I needed a new set of helping hands for a long term project I've been working on. Lots of soldering and fiddly bits and my old helping hands have been falling apart. All that's left is one alligator clip and the cast iron base.
I found two Black and Decker Snake Lights at a junk shop for $2 each. These were from the 90's with good ol' incandescent torch globes. I'd been looking for something similar to make my helping hands and thought these would do perfectly. I'm keeping one for an LED conversion later.
One of these snake lights should be able to make 2 to 3 helping hands.
The only tools you'll need for this are:
- Thermoplastic (http://www.plastimake.com)
- 2 x Large Pliers or Pliers and a Vice
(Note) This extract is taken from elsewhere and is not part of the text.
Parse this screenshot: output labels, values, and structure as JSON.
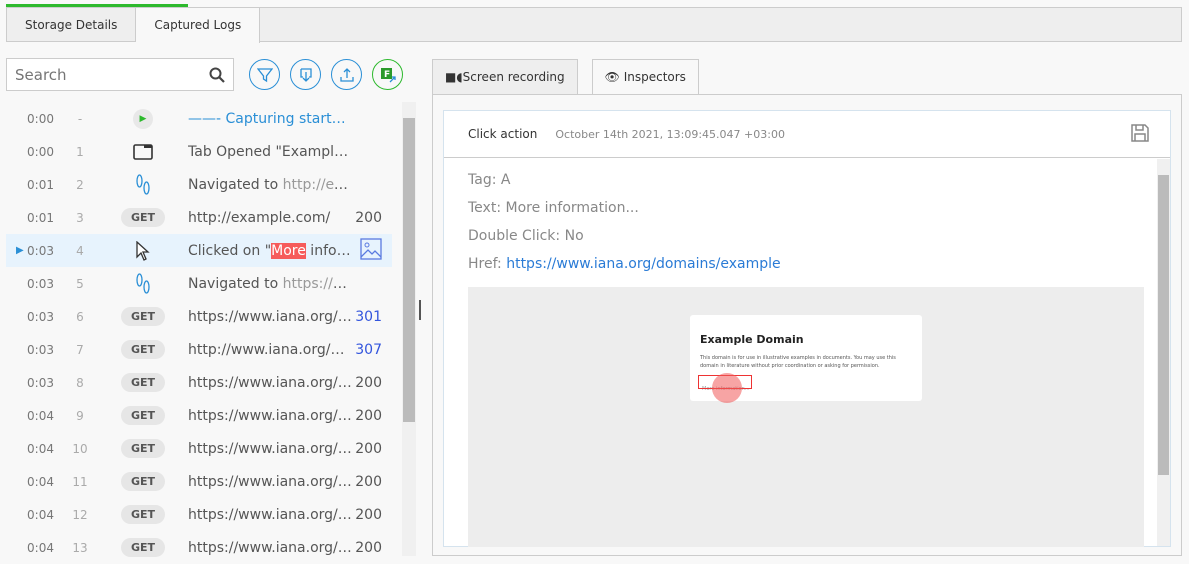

- Scissors or a box citter/exacto knife
- Star shaped security screw driver (optional - you could crack/smash/destroy the case open)
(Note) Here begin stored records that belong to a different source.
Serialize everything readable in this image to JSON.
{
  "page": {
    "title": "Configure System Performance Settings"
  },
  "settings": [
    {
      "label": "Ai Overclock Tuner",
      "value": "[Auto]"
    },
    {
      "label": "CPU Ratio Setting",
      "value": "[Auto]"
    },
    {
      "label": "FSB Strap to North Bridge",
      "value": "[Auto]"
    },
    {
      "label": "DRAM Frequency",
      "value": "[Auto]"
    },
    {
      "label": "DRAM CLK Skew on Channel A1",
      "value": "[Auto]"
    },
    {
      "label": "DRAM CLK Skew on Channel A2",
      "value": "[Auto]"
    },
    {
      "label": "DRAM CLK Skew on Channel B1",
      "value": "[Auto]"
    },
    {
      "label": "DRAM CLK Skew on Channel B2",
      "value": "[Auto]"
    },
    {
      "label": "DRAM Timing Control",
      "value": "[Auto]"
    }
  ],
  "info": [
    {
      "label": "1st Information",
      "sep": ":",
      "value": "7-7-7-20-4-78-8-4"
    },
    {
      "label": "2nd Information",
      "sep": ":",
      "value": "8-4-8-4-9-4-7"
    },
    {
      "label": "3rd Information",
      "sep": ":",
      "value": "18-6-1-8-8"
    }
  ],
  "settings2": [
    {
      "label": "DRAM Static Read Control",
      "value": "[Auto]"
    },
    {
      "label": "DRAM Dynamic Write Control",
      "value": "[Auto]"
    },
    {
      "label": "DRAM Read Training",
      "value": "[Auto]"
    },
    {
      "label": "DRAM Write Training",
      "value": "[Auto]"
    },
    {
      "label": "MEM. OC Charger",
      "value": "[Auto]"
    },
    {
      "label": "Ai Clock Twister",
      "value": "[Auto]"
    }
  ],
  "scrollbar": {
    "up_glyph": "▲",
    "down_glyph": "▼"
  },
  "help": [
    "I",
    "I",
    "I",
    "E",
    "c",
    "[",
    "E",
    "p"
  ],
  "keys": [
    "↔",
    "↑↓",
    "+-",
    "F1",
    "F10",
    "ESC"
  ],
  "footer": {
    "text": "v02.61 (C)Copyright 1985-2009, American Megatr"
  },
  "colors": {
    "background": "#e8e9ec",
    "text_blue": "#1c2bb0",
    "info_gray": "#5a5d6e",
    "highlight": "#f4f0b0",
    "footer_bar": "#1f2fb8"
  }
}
- Alligator Clip/s
- Kettle for boilding water
- Oven (Optional for molding)
Step 1: Disassemble the Snake Light
1. Undo the security screw on the torch end
2. Undo the security screw on the battery end
3. If you don't have the screw driver bit - HULK SMASH!
4. Pull everything you can off
5. Take your cutting knife or scissors and strip back the black flexible tubing.
- you might be able to just cut the ends off and pull it over if you want to keep it.
6. You should be left with the two rectangular (connectors) ends now. Take the pliers and grip one end and then another set of pliers to grip the knuckle below it..
7. Twist till the connector breaks away from the knuckle and then snip the cable.
8. (optional) repeat steps 6 and 7 for the other end.
Step 2: Make the Base
I used a large microwave safe plastic egg poacher and filled it with the thermoplastic granules . I use these for molds occasionally. Once the thermoplastic cools, it releases without any issue. You could also just hand mold it and use a non stick surface to be level.
For the mold, heat an oven on fan forced to 90 degrees Celsius (194 F) and place the egg poacher on the middle shelf and leave it for 30 - 60 minutes. Be careful not to go above 100 degrees or you could burn the plastic.
To quicken the process, you could pre melt the plastic in boiling water first. I use the oven so I can minimize large air bubbles and let the plastic settle. I find pushing the plastic into a mold creates gaps in the bottom where the air can't escape.
While thats getting hot and melting into the mold, go through the next steps.
(I also recommend reading plastimake.com for their guides/tutorials to get a good understanding of what you can do with thermoplstic and how to use it.)
Step 3: Attach the Clip
Once you've filled it with plastic, push the clip into the knuckle.
Holding it so it doesn't move, place it in cold water to set the plastic quickly.
Be careful to make sure that the clip can open freely. If you make a mistake you can just put it back in hot water again and rework it.
Step 4: Put the Helping Hand in the Base
Once the mold looks done you can start getting the snake ready. I turned the snake around on itself so that the connector could hang freely in the center a 1/4 inch or so off the table. this way, you don't need to worry about holding it up while it sets.
Once you're lined up, you can leave it to set for a while or you can place it in cold water. I ended up throwing mine in the sink and ran cold water over it to set the plastic.
Step 5: Remove From Mold
Removing it should be easy and it should slide straight out. Thermoplastic will shrink a little on cooling.
Step 6: You're Done! Yay
I'll be splitting mine in half to make another and adding some additional clips and holders in the future.
Enjoy your hands!